A somewhat recent college graduate and Forester’s advisor spoke to the interns during the first few weeks about his experiences in Financial advising. He taught us how important it is to build a network and not burn bridges, as those are the key to beginning a career in this industry. He focused heavily on his first two years in the industry, and how he was only making about $40k/year because of his lack in networking and finding clients — although that quickly changed once he found a few good clients who would then give referrals to their networks. He also ran us through his favorite programs for building client portfolios based on their needs. The week that we spoke with this advisor, we were mostly focused on how to make money and the quantitative aspects of the job.
A few weeks later, we spoke with an advisor who had been working with Forester’s for over 30 years. He focused more on the present and how he maintains his network. My favorite day was when he told us about a party that he threw for his clients at a local venue to show his appreciation for their trust in him. He also told us about gifts that his clients had given him throughout the years to recognize his good work in managing their money. There was one particular story of an old woman who he had worked with for a long time making him his favorite cake and dropping it off to his home as a token of gratitude. When he spoke to us, I realized how important the human side to this job was — it wasn’t all about making sales and growing wealth. A lot of it depended on the experiences of the client and making sure that they are treated with empathy and an open mind, as they are trusting an advisor enough to hand their savings over.
- Why is this change/transformation significant or valuable for your life?

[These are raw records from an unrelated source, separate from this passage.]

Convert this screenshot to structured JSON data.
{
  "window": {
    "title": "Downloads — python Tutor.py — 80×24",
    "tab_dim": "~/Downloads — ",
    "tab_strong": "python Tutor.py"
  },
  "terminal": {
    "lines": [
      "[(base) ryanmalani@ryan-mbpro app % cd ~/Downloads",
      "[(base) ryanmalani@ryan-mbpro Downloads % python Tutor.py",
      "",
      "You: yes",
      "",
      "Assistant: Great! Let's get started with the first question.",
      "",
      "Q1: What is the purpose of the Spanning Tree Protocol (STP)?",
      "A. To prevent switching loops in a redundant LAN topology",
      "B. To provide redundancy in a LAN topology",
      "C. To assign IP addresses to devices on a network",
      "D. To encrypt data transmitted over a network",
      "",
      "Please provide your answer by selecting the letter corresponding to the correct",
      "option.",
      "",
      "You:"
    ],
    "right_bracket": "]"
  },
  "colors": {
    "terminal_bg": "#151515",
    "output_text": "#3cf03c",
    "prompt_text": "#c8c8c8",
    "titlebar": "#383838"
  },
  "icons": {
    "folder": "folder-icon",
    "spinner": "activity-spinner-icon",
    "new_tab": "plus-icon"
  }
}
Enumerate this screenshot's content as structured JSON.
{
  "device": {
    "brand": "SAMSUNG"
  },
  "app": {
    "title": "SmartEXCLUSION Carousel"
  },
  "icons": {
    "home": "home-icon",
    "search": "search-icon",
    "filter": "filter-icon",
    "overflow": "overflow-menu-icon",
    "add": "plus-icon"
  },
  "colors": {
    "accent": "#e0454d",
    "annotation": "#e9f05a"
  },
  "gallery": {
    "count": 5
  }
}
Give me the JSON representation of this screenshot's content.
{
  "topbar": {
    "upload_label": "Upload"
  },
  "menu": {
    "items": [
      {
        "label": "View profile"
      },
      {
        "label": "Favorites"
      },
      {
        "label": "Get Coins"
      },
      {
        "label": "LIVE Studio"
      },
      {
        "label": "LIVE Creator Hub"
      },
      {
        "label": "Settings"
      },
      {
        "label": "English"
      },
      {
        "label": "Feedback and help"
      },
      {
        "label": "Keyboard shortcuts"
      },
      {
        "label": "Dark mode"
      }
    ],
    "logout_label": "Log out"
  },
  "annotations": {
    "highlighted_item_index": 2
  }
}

Write one or two paragraphs discussing why this change or development matters and/or relates to your academic, personal, and/or professional goals and future plans.
This change is extremely significant in my life, as it was a peek into the industry I am going into. Through classes at OSU, I learn how to solve the math behind the projects and cases that I am given, however rarely do we discuss the human side of things. As a result of this internship, when I interview for jobs I will be able to offer more insight on how familiar I am with the culture of the industry rather than just showing off my quantitative skills. Also, when given a hypothetical case, I am able to find issues to take into account that are non-quantitative and can have a large impact on the situation and financials in the end — such as the attitude of a CFO when dealing with clients and how that can heavily impact the outcome of the deals. Having these soft skills as an addition to my hard skills offers me a wider perspective on the financial world as a whole and gives me more opportunities.